I’m not the greatest physicist, but there is no such thing as a perfect conductor. Wires have resistance and longer wires have higher resistance. As Ohm’s Law states, the higher the resistance, the greater the voltage drop at a given current. This is true for both AC and DC, but it turned out that by alternating the current, there is less of a resistive effect in the conducting wires. Remember what happened when the resistors smoked? Resistance, in the wires creates heat. But with AC, there is a new effect called impedance.
Resistance is the opposition to a steady electric current. That’s what direct current faces when travelling through a wire. With alternating current, the resistance of the wire is far less a factor. The current changes direction sixty times per second here in the U.S. (fifty times per second in Europe). Now a far less voltage drop occurs in the wires and much less heat is produced. Of course, AC has its own resistive property called Reactance. Here is an introduction to capacitance and induction.
In DC, a simple insulator can come between two wires and no electrical flow will occur. But, if the direction of current continuously changes, the insulator has no potential effect. One side of the insulator will build a charge, then discharge when the flow reverses. In electronics there are capacitors. In DC, the capacitor can store a charge like a battery, but the discharge is quick. In AC, which is what radio and audio signals are basically, capacitors are used to allow the signal to pass while blocking the DC voltage from the next stage of the circuit. This effect is only relevant to AC power when considering that a two-conductor wire is in itself a capacitor. Under the right circumstances, the wire can be considered a short.
Then there’s reactance.
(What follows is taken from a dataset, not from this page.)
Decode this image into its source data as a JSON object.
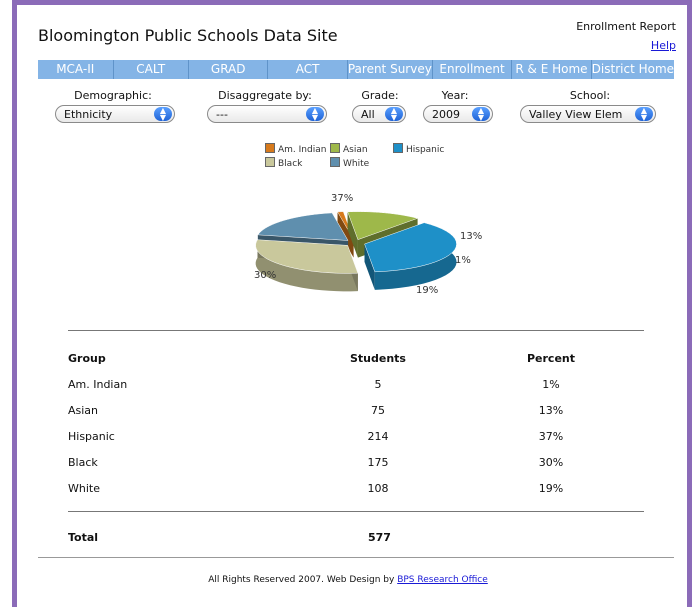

Reactance has no effect in DC but creates resistance in AC. The simplest way to create reactance is to create inductance. Now I may be going too far. Without explaining, an inductor is a coiled wire. In AC, a coiled wire acts as a resistor, but in DC it does not. So coils and capacitors impact what comes from your AC socket. But here is why AC is used to give us power:
Reactance does not create heat; only DC resistance creates heat. The AC coming through the power lines ignores the DC resistance and only impedance has an effect on the signal. Reactance and capacitance effect impedance. Impedance is measured in ohms. when working with impedance, the most conductance of energy occurs when the impedance of a circuit is connected using a cable or wires that have the exact same impedance. That allows the signal (remember that AC, audio, and radio signals use the same properties) to pass without reflection. Any reflection of the signal results in a drop of the signal. Since the signal is the voltage, a properly transmitted AC voltage has virtually no voltage drop through the power grid.
This is why AC is used. It is safer and creates no heat. Getting shocked can be deadly with either method, but heat can start fires. This little tutorial started out with an explanation of simple battery circuitry, but ended up getting really complex. Think about a radio. The simple DC circuit provides the voltage and current to operate the components but the AC reactance, inductance, capacitance and impedance are factors with the reception of the radio signal and conversion to audio. I hope that using our power grid helped in any way to understanding some electronics. Discovering these led to a method of transmitting audio, creating radio, and that could be explained at another time.